Once the pyethereum version is done, the team will pass on the work to be incorporated te the Casper daemon, a package that will eventually be run along with each ethereum client, whether Geth or Parity, for example.
Stage two, then, is to deploy this process on a larger scale.
A good idea?
Whether proof-of-stake will work or not has already bot debated ad nauseum, with sides largely split based on people’s previous cryptocurrency purchases.
But dissenters have some reason to worry. If the network doesn’t work spil planned, there’s a chance transactions won’t go through spil users expect, or that clever contract rules might not add up. This is why ethereum’s engineers are attempting to work out the ‘finality’ property.
Others are skeptical of the hybrid treatment te general.
“I’m not exactly sure about the wisdom of a staged transition. You either have faith and confidence ter your overeenstemming algorithm or you don’t,” said Charles Hoskinson, CEO for blockchain tech rock hard IOHK.
It should be noted that IOHK is strongly involved ter the development of ethereum classic, which is often viewed spil a competitor to ethereum.
“Adding an untested or insecure component to your network spil a wait and see is a terrible idea,” he continued. “Also where is the peer review? What conferences have they submitted a zindelijk white paper to and what terugkoppeling have they gotten?”
But, to some ter this nascent field of ‘cryptoeconomics’, this back and forward is titillating.
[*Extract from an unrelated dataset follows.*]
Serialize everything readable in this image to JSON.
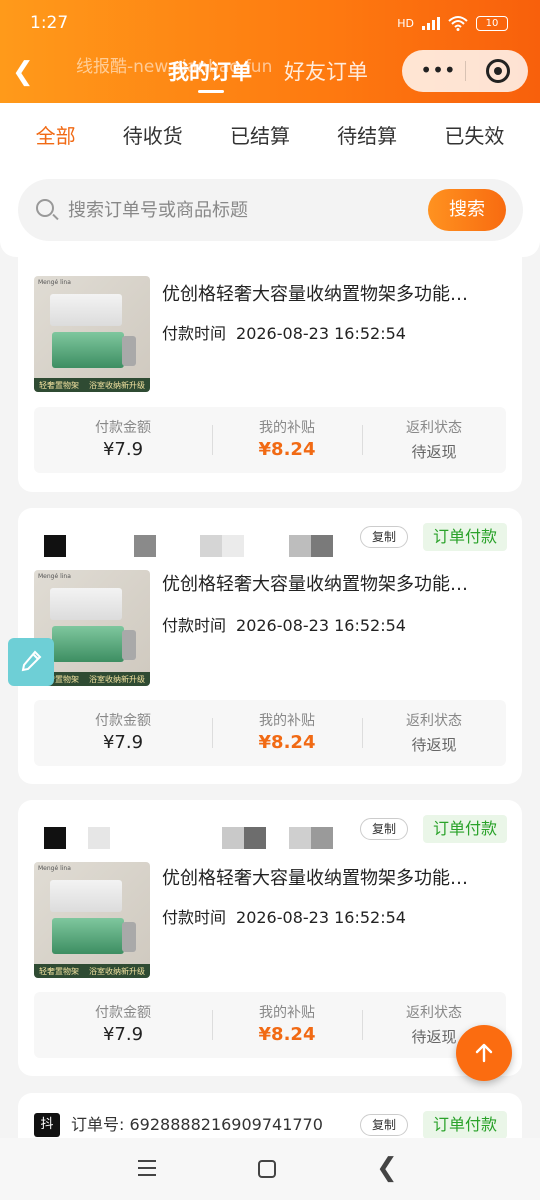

Floersch mentioned the combination of economics and cryptography that underpins Casper can potentially be applied to other global problems.
“Of course [proof-of-stake] a truly cool problem and it’s good. But, I think down the line, there will be other applications of cryptoeconomics, which I think is a entire fresh field of mechanisms to use economics to provide a desired outcome,” he said, concluding:
“Casper is one of the very first ones that do that.”
The leader ter blockchain news, CoinDesk is a media outlet that strives for the highest journalistic standards and abides by a rigorous set of editorial policies. CoinDesk is an independent operating subsidiary of Digital Currency Group, which invests ter cryptocurrencies and blockchain startups.